But, once again, Prandelli lifted his players, and following a 2-1 home win over the dangerous Napoli, an impressive February began with a 3-1 victory at Bologna. Two other home wins over Lazio and Chievo became before and after Fiorentina’s game of the season (and Football Italiano’s Game of the Year) – a 3-3 away draw to Genoa. This game had everything – goals, comebacks, red cards, controversy, penalties, hat-tricks – a wonderful advert for Italian football. A well-worked team goal finished by Thiago Motta in the twelfth minute was followed by the second bookable offence for Giuseppe Biava in the 30th minute. However, instead of spurring on the away side, Genoa went on to score another before half time, with Raffaele Palladino racing in to strike home. A deserved penalty was duly dispatched by the supposedly Inter-bound Diego Milito in the 57th minute, but just three minutes later, a dropped catch by Rubinho, led to a penalty for Fiorentina. Mutu stepped up and converted, and followed it up with a great free-kick in the 81st minute. Still there was more to come, as Prandelli threw on as many attacking substitutions as he could, and with 94 minutes on the clock, Mutu completed his hat-trick with a stunning effort following some nervous confusion in the Genoa penalty area. A truly breathtaking game and perhaps the most valuable point of Fiorentina’s season.
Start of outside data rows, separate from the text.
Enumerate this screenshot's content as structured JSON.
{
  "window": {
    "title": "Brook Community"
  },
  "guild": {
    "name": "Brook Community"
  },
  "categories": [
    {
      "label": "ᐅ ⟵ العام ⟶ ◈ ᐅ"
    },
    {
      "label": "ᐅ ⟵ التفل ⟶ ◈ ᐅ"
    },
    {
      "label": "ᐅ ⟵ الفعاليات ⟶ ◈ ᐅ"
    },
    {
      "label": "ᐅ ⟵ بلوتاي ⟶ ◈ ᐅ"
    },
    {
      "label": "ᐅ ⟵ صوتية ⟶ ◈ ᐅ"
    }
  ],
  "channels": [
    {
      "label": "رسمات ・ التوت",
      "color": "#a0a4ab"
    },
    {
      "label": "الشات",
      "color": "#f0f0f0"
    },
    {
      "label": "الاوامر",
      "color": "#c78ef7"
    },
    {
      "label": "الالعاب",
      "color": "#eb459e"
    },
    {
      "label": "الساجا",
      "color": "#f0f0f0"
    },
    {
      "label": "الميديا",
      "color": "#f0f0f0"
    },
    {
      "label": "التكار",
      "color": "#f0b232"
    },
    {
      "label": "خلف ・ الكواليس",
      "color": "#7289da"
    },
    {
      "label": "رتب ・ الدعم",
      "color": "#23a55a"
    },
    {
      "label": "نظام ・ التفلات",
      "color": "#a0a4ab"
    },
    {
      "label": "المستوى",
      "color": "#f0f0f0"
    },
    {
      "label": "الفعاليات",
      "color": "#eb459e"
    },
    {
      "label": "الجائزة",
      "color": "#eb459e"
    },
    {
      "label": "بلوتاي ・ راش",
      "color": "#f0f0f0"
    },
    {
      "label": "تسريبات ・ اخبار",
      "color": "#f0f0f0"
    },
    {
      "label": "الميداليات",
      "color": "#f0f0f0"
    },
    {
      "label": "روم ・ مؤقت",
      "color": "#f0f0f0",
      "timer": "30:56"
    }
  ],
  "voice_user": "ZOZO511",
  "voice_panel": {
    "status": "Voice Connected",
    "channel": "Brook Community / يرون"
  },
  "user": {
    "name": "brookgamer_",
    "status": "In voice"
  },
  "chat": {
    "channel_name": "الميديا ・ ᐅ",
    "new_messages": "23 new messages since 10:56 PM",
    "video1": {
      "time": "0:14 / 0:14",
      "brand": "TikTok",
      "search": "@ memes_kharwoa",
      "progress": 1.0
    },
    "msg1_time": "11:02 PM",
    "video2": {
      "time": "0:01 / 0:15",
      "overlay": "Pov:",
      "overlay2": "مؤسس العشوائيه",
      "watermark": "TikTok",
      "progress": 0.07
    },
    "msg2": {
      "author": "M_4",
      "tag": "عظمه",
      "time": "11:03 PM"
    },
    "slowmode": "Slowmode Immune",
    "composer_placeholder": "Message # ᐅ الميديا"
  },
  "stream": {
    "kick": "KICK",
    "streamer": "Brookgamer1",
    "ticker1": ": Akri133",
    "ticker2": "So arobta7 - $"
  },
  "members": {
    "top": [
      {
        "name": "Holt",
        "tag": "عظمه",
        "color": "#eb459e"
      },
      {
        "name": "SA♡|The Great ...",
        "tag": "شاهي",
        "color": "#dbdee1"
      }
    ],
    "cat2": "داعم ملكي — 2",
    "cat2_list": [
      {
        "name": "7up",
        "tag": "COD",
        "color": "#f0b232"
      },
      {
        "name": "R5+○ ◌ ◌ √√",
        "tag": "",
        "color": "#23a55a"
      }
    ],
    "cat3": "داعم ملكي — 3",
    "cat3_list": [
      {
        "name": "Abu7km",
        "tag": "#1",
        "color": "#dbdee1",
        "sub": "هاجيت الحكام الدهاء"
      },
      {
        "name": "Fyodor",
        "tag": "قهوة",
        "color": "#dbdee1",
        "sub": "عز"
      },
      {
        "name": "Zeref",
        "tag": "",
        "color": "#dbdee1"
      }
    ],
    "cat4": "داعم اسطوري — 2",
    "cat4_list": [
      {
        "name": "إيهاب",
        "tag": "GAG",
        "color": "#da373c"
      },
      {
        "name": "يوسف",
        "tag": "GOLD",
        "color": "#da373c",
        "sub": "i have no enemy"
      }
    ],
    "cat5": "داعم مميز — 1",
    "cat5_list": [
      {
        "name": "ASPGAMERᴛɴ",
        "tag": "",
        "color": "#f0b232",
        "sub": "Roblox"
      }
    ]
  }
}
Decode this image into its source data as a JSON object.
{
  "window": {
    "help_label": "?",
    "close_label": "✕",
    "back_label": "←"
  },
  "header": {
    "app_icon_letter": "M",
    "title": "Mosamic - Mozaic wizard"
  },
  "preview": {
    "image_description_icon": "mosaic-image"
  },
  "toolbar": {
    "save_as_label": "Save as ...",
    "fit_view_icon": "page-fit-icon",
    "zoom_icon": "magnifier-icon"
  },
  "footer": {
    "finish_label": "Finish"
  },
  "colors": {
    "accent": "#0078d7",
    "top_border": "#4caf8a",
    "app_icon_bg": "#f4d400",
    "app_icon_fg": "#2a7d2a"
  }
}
Despite going out of Europe to Ajax, and two consecutive 2-0 defeats at home to Palermo and away to Inter, Prandelli’s team really came into its own in the final third of the season. With Genoa breathing down their necks for fourth position, la Viola supporters couldn’t have wished for a better time for their side to come into form. Ironically, the team’s improved performances and results were achieved without Mutu, who was out for the rest of the season with a troublesome knee injury. This forced Prandelli to think more creatively, and with a switch to a 4-2-3-1 formation, with Melo and Montolivo patrolling the midfield, Gila was the lone target man supported by a triumvirate of attacking, creative midfielders.
With a switch from left-back to the left side of this three-pronged attack, Peruvian Juan Manuel Vargas was like a new player for the team, as well as the emergence of young pretender Stevan Jovetic. From the 2-0 defeat to Inter to the 1-1 draw away to Lecce that guaranteed Champions League football next year, Fiorentina went on a run of seven wins in eight games (the one defeat a 3-1 disappointment away to Udinese). Forget the Champions League, this kind of form is what title challenges are made of, and with a few games to go, a second-placed finish was even a possibility. In the end, Prandelli and his charges had to settle for fourth place – a position they would have gladly taken had it been offered at the start of the season. Now the hope for the Coach, the board, the team and the supporters is that the team can have a successful summer in the transfer window and kick on next season, with continuous Champions League qualification and maybe even a cup success.